  • You feel if you were a “good person” you maybe should help them out.
  • You are concerned about how innocent people (e.g. children) will suffer from the poor choices made by another person.
  • Other people are mad at you because you won’t “help them out” (just this once!).
  • You are being blamed for being unreasonable and insensitive to their situation.
  • You have been in this situation before (or one very similar to it) with this person. Probably, previously you “helped them out” and they are in the same again.
  • You have concerned that if you don’t rescue them from their current situation, the consequences are so significant that it may ruin their life in the future.
  • You feel pressured to make an immediate decision to “help out,” even though the problem has been developing for quite a while.
  • You feel “smothered;” the other person wants to get too close too soon or they cut off the relationship totally, for seemingly little slights.

Individuals who behave in these ways typically (although not always) learned more of these patterns from their families. This is where the issue of early life experiences comes in. Most of us learn about the “world” from our family, because initially our family and home is our primary “world” (but this has changed with the increasing use of babysitters, daycare centers and preschools).

In our early years we learn important lessons – whether the world is safe or not, whether other people (primarily our caretakers) are caring and loving, whether they can be trusted and are predictable, what happens when we make mistakes, whether we will be protected or whether we have to protect ourselves, and so on.

The problem arises when individuals are raised in homes where the “rules” and patterns of behavoir don’t really match the way healthy relationships occur in the world outside of the family. This is most clearly evident in homes with addictions (alcoholism, drugs, gambling, spending) or severe mental illness (depression, anxiety, obsessive-compulsive behaviors, bipolar disorders, etc.). Individuals who struggle with these issues usually develop behavior patterns to try to “cope” with life, but their choices often lead to other problems.

Dysfunctional families often exhibit a number of the following relational / communication patterns:

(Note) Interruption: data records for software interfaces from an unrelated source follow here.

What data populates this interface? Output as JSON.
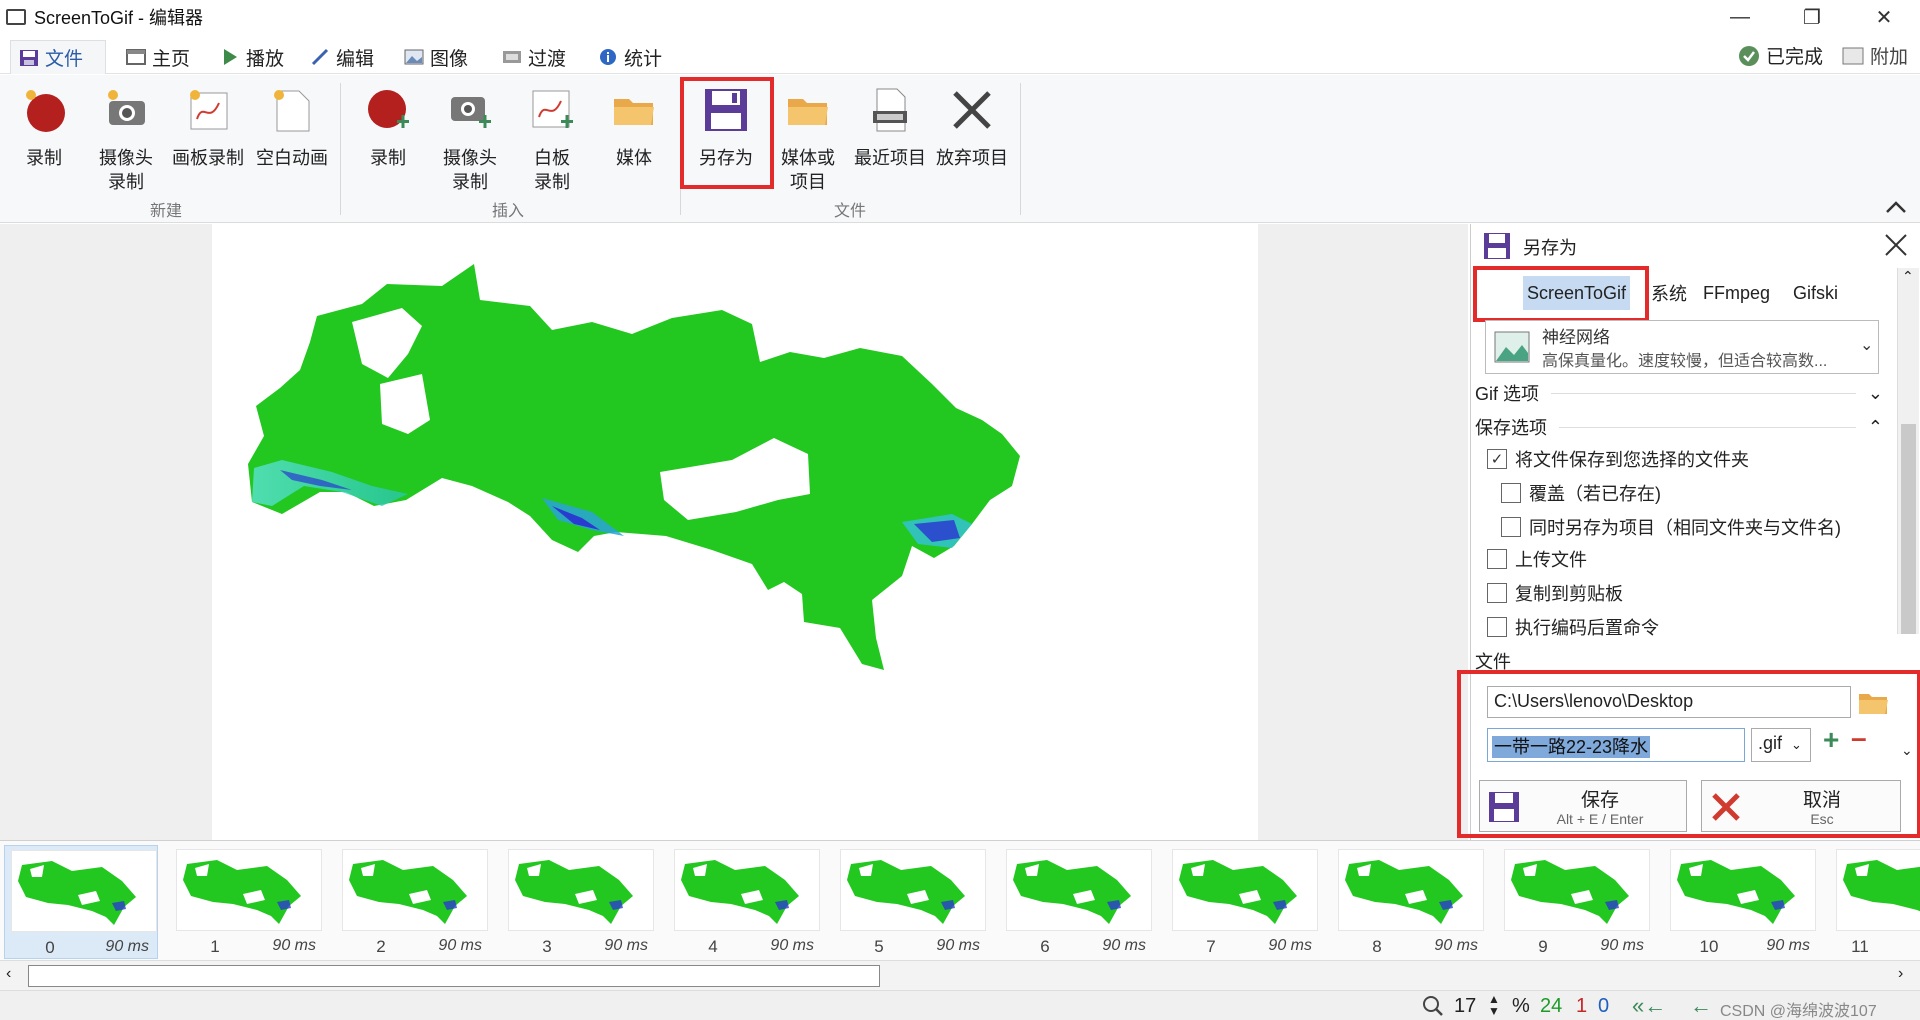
{
  "window": {
    "title": "ScreenToGif - 编辑器"
  },
  "tabs": [
    {
      "label": "文件",
      "icon": "floppy-icon"
    },
    {
      "label": "主页",
      "icon": "home-icon"
    },
    {
      "label": "播放",
      "icon": "play-icon"
    },
    {
      "label": "编辑",
      "icon": "pencil-icon"
    },
    {
      "label": "图像",
      "icon": "image-icon"
    },
    {
      "label": "过渡",
      "icon": "transition-icon"
    },
    {
      "label": "统计",
      "icon": "info-icon"
    }
  ],
  "header_right": {
    "done": "已完成",
    "attach": "附加"
  },
  "ribbon": {
    "group_new": {
      "label": "新建",
      "buttons": [
        "录制",
        "摄像头\n录制",
        "画板录制",
        "空白动画"
      ]
    },
    "group_insert": {
      "label": "插入",
      "buttons": [
        "录制",
        "摄像头\n录制",
        "白板\n录制",
        "媒体"
      ]
    },
    "group_file": {
      "label": "文件",
      "buttons": [
        "另存为",
        "媒体或\n项目",
        "最近项目",
        "放弃项目"
      ]
    },
    "b_new_record_1": "录制",
    "b_new_cam_1": "摄像头",
    "b_new_cam_2": "录制",
    "b_new_board": "画板录制",
    "b_new_blank": "空白动画",
    "b_ins_record": "录制",
    "b_ins_cam_1": "摄像头",
    "b_ins_cam_2": "录制",
    "b_ins_wb_1": "白板",
    "b_ins_wb_2": "录制",
    "b_ins_media": "媒体",
    "b_saveas": "另存为",
    "b_media_1": "媒体或",
    "b_media_2": "项目",
    "b_recent": "最近项目",
    "b_discard": "放弃项目"
  },
  "side_panel": {
    "title": "另存为",
    "encoders": [
      "ScreenToGif",
      "系统",
      "FFmpeg",
      "Gifski"
    ],
    "preset": {
      "name": "神经网络",
      "desc": "高保真量化。速度较慢，但适合较高数..."
    },
    "section_gif": "Gif 选项",
    "section_save": "保存选项",
    "options": [
      {
        "label": "将文件保存到您选择的文件夹",
        "checked": true
      },
      {
        "label": "覆盖（若已存在)",
        "checked": false
      },
      {
        "label": "同时另存为项目（相同文件夹与文件名)",
        "checked": false
      },
      {
        "label": "上传文件",
        "checked": false
      },
      {
        "label": "复制到剪贴板",
        "checked": false
      },
      {
        "label": "执行编码后置命令",
        "checked": false
      }
    ],
    "section_file": "文件",
    "folder": "C:\\Users\\lenovo\\Desktop",
    "filename": "一带一路22-23降水",
    "extension": ".gif",
    "save_label": "保存",
    "save_shortcut": "Alt + E / Enter",
    "cancel_label": "取消",
    "cancel_shortcut": "Esc"
  },
  "frames": [
    {
      "n": "0",
      "ms": "90 ms"
    },
    {
      "n": "1",
      "ms": "90 ms"
    },
    {
      "n": "2",
      "ms": "90 ms"
    },
    {
      "n": "3",
      "ms": "90 ms"
    },
    {
      "n": "4",
      "ms": "90 ms"
    },
    {
      "n": "5",
      "ms": "90 ms"
    },
    {
      "n": "6",
      "ms": "90 ms"
    },
    {
      "n": "7",
      "ms": "90 ms"
    },
    {
      "n": "8",
      "ms": "90 ms"
    },
    {
      "n": "9",
      "ms": "90 ms"
    },
    {
      "n": "10",
      "ms": "90 ms"
    },
    {
      "n": "11",
      "ms": ""
    }
  ],
  "status": {
    "zoom": "17",
    "zoom_unit": "%",
    "count_total": "24",
    "count_selected": "1",
    "count_current": "0",
    "watermark": "CSDN @海绵波波107"
  },
  "colors": {
    "accent": "#2a5ca8",
    "highlight_red": "#e32b2b",
    "map_green": "#22c71f"
  }
}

  • Deceit (overt lying, not telling the whole story, or hiding the truth)
  • Indirect Communication (talking “through” others)
  • Inconsistent and unpredictable behavior
  • Volatile and explosive expression of feelings (usually anger)
  • Having a sense of entitlement (“I deserve..because I want it.”)
  • Blaming others, making excuses for one’s poor choices
  • Having to meet your desires now
  • Escaping from reality (through TV, video-games, drugs, alcohol, sleep)
  • Holding on to grudges and seeking revenge
  • Making verbal commitments with little or no follow-through
  • Focusing primarily on one’s public image and appearance
  • Disagreement leading to anger, “personal” attacks and hatred
  • Trying to control others through guilt, shame or anger

This is the reason that individuals who grow up in seriously dysfunctional families often have struggles later in life. Their early life history and experiences skew their views of what life and relationships should be like. For example, when a child grows up in a home where the father comes home drunk and is easily angered, the child learns to “stay out of the way.” They also learn to “cover their tracks” so they don’t get in trouble (or beat) when they have made a mistake.  And it is actually “functional” for children in these types of settings to lie – to protect themselves, their siblings or their mother. The problem comes when they are no longer in that relational environment and they transfer these behaviors to the other settings and relationships. That is when they become “dysfunctional” – that is, these behaviors no longer function well in the world they currently live.

I think I’ll stop there for now. Hopefully, this gives some insight into “dysfuntionality” as we encounter it in our lives (always in other people, right?). Next entry I may address ways we can manage situations we find ourselves in daily interactions with others who live in this manner.

Copyright © 2020 Dr. Paul White // TriLion Studios | All Rights Reserved